*** DATA SHOWN Section Begins ***
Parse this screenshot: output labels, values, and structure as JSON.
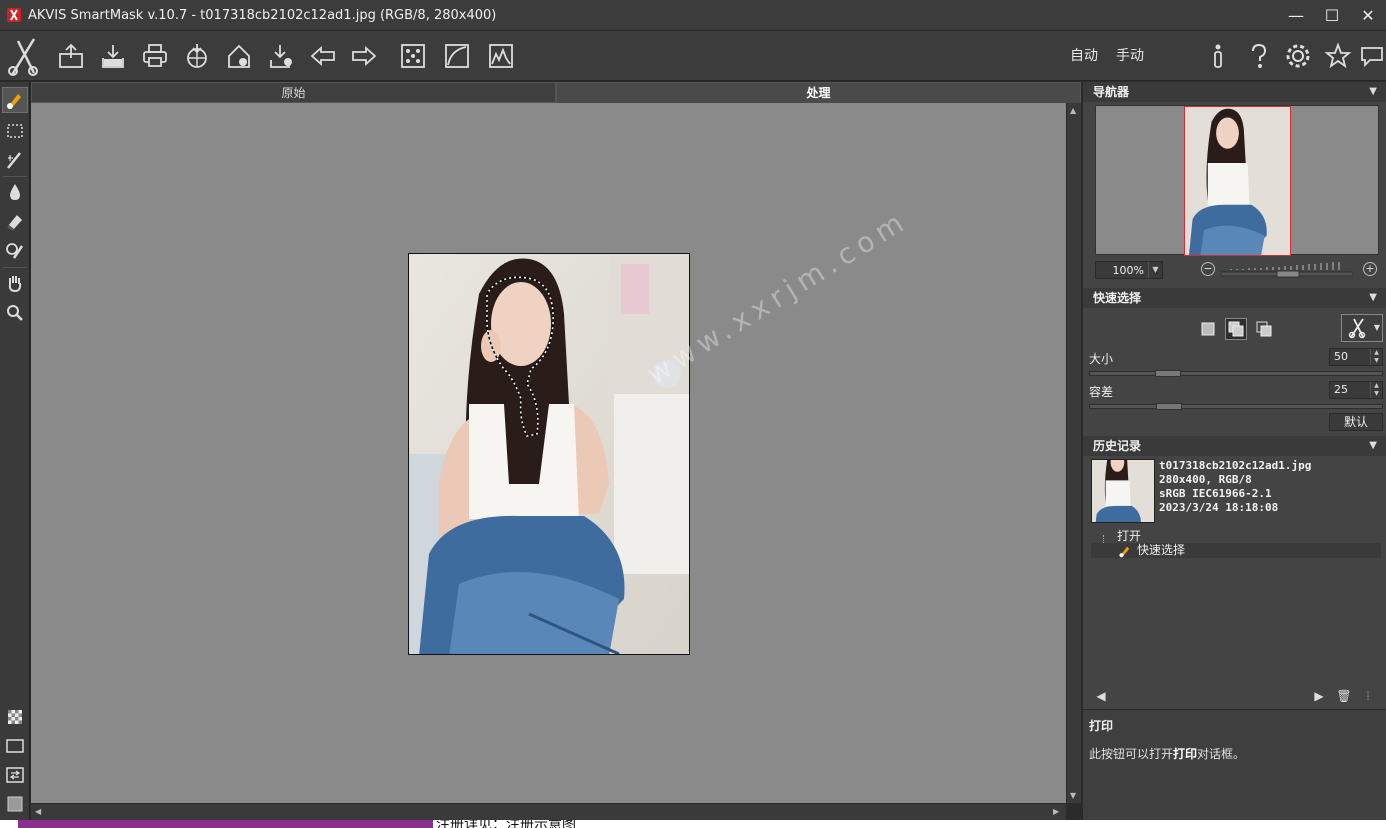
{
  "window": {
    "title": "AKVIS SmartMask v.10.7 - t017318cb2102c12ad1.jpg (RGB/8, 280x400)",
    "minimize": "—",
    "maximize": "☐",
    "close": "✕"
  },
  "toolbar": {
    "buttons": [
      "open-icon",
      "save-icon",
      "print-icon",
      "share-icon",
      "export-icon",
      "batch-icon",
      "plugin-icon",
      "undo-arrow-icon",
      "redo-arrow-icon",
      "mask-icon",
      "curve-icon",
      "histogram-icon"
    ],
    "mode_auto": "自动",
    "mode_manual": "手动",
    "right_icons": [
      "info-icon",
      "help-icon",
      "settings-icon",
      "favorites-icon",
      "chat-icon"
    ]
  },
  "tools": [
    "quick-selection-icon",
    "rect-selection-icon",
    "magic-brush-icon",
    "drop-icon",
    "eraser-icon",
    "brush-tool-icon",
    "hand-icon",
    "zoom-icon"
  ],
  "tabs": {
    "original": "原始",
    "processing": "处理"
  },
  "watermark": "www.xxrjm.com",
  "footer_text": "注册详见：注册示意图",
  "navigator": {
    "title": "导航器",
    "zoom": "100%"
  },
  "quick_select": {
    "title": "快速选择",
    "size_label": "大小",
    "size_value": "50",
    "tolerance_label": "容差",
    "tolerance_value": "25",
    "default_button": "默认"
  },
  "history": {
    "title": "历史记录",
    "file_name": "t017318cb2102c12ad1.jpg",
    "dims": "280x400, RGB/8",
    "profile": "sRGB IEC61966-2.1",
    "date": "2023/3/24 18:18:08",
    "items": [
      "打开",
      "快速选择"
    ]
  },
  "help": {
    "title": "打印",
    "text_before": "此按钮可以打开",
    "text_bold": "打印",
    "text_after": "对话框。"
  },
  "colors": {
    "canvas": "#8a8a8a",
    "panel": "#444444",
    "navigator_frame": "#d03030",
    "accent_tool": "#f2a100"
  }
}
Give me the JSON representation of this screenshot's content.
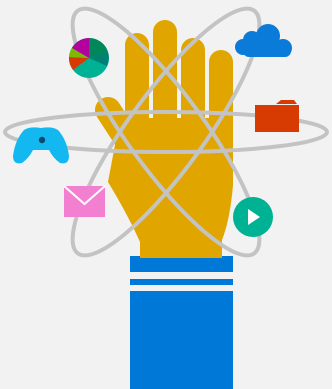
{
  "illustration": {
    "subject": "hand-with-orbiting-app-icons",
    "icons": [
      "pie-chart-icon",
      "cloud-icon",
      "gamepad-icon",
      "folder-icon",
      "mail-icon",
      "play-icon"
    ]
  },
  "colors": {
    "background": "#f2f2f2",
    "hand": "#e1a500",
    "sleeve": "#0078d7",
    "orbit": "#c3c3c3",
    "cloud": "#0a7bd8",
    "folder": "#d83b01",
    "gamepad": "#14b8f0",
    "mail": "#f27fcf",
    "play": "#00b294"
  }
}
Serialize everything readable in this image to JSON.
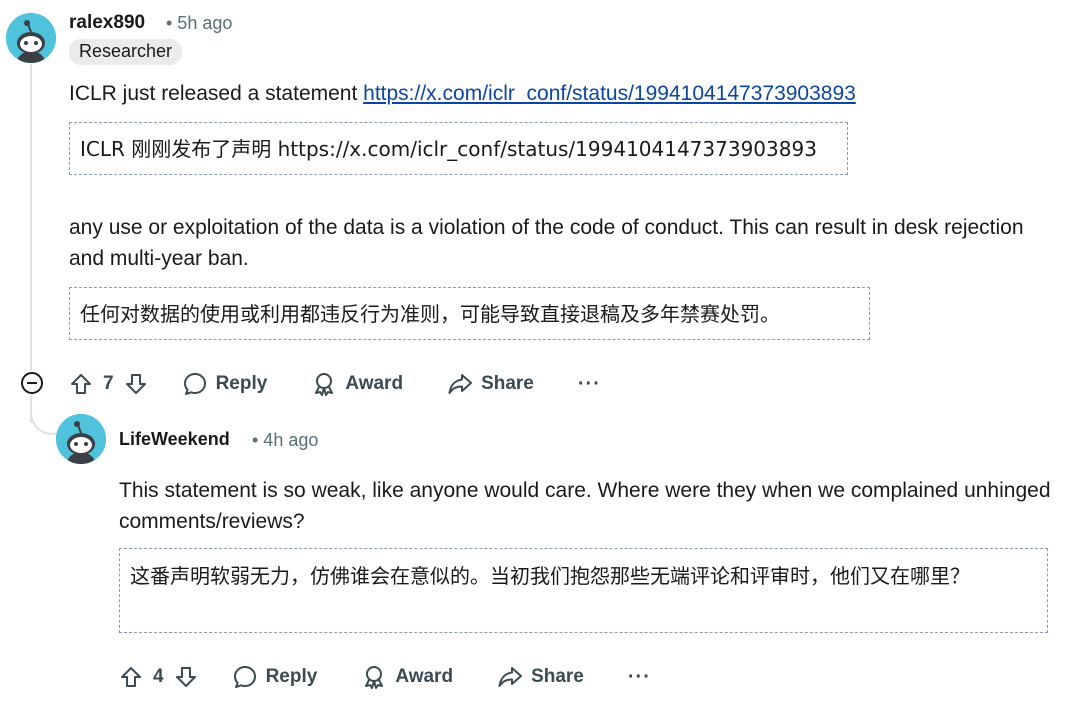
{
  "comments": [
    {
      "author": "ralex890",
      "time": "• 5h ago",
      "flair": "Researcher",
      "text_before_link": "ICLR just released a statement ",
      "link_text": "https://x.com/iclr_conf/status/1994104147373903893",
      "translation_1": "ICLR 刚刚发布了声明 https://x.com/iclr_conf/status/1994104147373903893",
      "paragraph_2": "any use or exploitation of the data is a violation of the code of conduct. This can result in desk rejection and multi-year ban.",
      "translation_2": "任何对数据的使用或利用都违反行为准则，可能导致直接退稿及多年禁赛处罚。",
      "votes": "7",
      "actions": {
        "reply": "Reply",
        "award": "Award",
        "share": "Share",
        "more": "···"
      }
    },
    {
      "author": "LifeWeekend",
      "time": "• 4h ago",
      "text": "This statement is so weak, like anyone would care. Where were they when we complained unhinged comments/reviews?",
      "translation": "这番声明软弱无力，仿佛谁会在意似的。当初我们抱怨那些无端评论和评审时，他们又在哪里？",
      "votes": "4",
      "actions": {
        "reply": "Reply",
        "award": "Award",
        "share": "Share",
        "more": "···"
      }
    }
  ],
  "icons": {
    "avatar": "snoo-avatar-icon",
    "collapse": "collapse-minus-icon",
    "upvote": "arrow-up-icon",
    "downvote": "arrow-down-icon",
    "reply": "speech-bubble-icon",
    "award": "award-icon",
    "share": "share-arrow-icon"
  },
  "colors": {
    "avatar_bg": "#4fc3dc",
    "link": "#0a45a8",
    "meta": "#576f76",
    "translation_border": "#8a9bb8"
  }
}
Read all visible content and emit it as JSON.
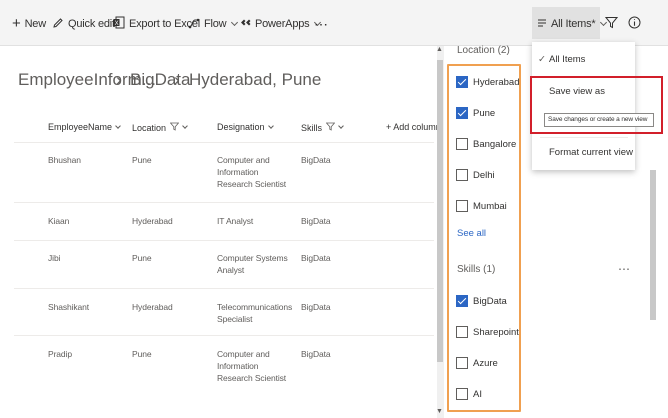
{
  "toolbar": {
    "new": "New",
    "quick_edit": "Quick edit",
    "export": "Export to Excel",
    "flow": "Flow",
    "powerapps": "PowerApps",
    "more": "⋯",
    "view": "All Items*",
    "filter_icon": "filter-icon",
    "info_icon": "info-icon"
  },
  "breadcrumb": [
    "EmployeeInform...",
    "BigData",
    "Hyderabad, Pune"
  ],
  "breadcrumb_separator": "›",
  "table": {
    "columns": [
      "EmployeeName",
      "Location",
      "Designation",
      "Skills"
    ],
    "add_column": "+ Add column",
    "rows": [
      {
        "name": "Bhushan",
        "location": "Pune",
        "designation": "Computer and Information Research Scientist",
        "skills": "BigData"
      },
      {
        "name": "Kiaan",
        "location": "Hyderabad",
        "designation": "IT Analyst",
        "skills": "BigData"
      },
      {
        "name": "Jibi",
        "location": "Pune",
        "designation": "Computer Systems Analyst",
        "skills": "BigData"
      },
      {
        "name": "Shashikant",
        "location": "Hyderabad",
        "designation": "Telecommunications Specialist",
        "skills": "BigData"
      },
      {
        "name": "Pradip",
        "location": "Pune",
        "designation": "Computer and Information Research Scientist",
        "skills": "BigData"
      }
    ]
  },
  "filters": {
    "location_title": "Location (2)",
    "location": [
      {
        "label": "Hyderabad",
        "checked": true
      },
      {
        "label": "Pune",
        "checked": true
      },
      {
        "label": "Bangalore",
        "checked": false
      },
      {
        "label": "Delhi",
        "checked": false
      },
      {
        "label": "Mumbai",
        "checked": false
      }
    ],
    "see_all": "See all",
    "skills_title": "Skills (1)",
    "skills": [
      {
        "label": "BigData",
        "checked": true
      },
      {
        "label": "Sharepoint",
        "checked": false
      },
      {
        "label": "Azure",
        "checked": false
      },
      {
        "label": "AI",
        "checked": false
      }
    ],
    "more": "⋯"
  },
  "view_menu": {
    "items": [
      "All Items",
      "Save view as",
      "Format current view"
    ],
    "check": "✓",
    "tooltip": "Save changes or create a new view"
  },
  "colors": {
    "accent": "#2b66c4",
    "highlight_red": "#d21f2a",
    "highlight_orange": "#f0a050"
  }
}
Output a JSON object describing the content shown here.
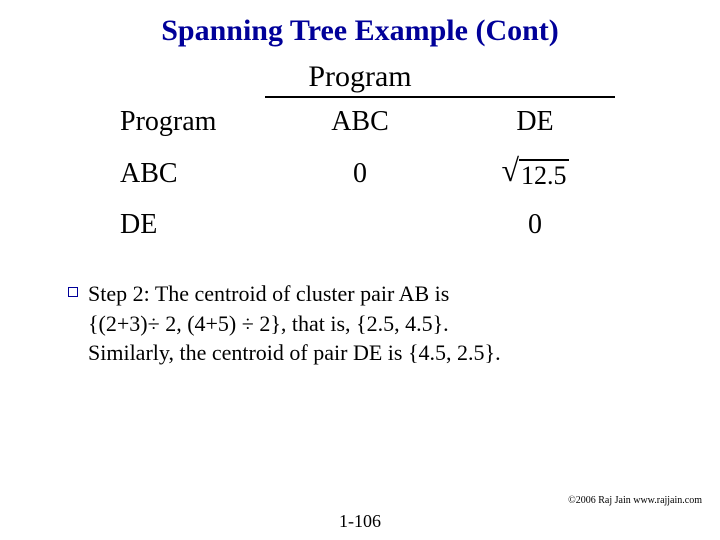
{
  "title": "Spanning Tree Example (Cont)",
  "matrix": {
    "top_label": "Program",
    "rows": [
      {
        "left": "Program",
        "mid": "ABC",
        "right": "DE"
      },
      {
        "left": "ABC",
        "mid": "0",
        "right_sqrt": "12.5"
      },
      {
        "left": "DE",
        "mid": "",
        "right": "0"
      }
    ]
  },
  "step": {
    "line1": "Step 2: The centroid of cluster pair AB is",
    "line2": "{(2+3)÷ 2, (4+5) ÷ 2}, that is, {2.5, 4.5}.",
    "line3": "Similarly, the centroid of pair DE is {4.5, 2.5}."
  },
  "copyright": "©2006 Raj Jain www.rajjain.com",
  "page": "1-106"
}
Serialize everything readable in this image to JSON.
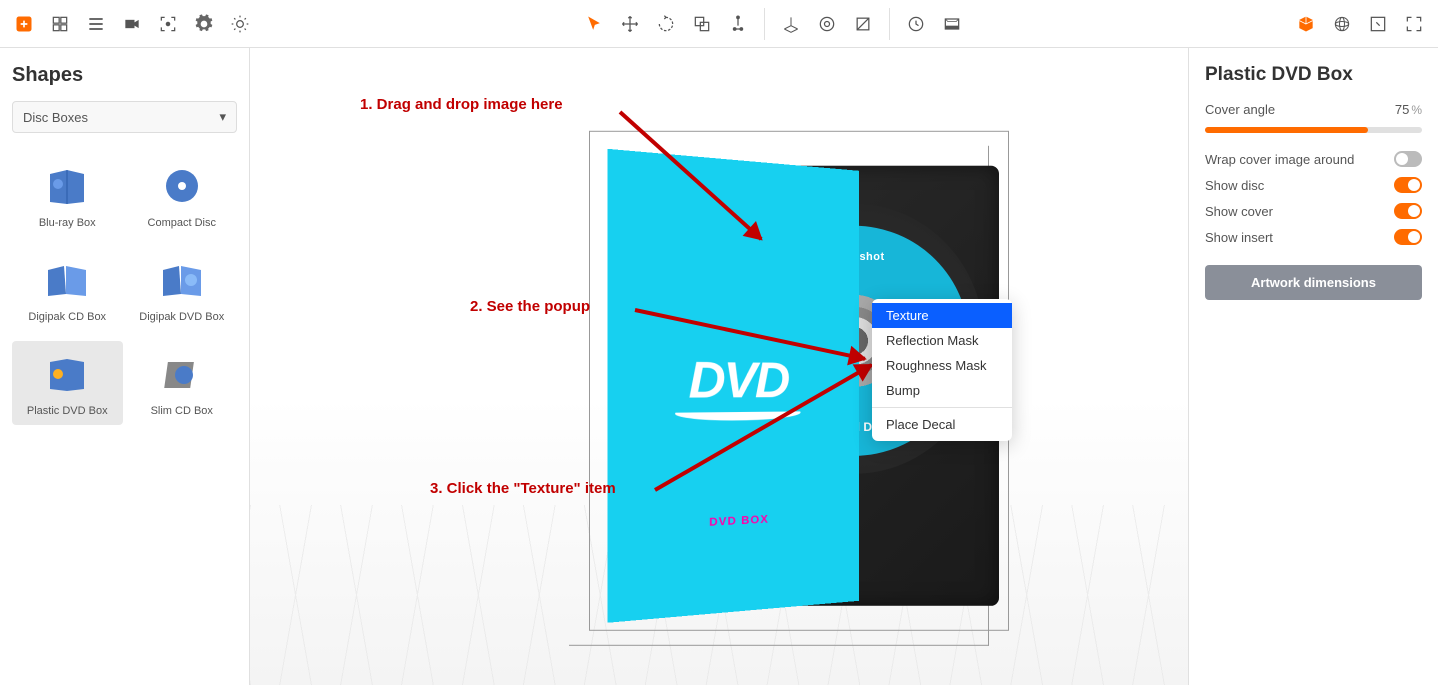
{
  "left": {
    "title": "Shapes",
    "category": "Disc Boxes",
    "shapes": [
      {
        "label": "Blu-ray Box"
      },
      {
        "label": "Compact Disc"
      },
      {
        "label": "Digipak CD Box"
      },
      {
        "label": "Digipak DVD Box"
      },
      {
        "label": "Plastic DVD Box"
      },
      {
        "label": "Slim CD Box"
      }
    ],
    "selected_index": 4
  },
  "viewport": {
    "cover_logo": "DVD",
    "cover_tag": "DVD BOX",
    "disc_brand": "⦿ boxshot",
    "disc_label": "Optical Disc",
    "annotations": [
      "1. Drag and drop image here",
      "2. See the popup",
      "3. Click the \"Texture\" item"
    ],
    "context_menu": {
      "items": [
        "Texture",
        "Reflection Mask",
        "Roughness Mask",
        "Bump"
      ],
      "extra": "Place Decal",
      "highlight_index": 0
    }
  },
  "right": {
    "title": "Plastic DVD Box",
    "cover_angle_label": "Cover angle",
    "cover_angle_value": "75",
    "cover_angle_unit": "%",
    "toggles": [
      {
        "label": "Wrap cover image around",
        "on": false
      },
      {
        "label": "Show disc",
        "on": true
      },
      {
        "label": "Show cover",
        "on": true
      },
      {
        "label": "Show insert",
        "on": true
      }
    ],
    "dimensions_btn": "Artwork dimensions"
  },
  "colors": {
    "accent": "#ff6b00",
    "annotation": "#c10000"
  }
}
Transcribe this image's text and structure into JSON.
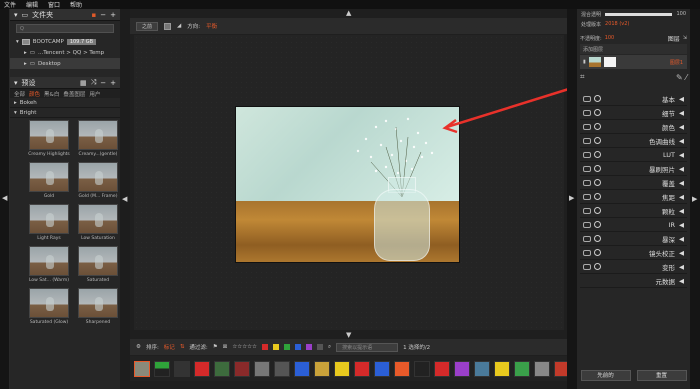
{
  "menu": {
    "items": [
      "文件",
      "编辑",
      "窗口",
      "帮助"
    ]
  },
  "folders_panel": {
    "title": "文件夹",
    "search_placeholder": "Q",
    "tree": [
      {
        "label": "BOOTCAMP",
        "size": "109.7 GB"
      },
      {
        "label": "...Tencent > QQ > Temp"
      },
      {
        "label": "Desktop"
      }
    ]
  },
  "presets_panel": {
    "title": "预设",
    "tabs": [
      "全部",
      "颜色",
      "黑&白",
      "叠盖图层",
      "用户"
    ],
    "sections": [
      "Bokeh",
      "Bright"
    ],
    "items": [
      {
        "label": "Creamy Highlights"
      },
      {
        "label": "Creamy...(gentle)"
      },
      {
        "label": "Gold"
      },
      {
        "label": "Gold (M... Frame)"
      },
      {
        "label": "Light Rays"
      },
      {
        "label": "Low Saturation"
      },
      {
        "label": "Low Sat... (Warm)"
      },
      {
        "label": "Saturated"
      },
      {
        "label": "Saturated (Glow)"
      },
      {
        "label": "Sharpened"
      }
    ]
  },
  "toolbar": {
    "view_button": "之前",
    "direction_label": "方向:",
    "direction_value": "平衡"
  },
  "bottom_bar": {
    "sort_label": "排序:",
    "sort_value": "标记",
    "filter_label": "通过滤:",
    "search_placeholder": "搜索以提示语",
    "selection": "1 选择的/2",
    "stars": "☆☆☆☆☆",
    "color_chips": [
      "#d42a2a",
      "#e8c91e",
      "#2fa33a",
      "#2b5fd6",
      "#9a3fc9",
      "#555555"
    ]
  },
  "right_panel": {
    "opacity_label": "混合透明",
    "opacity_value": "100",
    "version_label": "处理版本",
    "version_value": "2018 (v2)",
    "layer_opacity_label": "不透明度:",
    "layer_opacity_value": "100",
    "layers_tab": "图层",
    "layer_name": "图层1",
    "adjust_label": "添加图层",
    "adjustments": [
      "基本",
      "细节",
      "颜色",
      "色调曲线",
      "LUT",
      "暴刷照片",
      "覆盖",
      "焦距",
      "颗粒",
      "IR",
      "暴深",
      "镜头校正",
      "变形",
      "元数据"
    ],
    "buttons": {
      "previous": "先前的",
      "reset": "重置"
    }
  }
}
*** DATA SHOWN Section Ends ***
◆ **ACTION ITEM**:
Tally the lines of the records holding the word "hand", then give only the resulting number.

◆ **ANSWER SECTION**:
3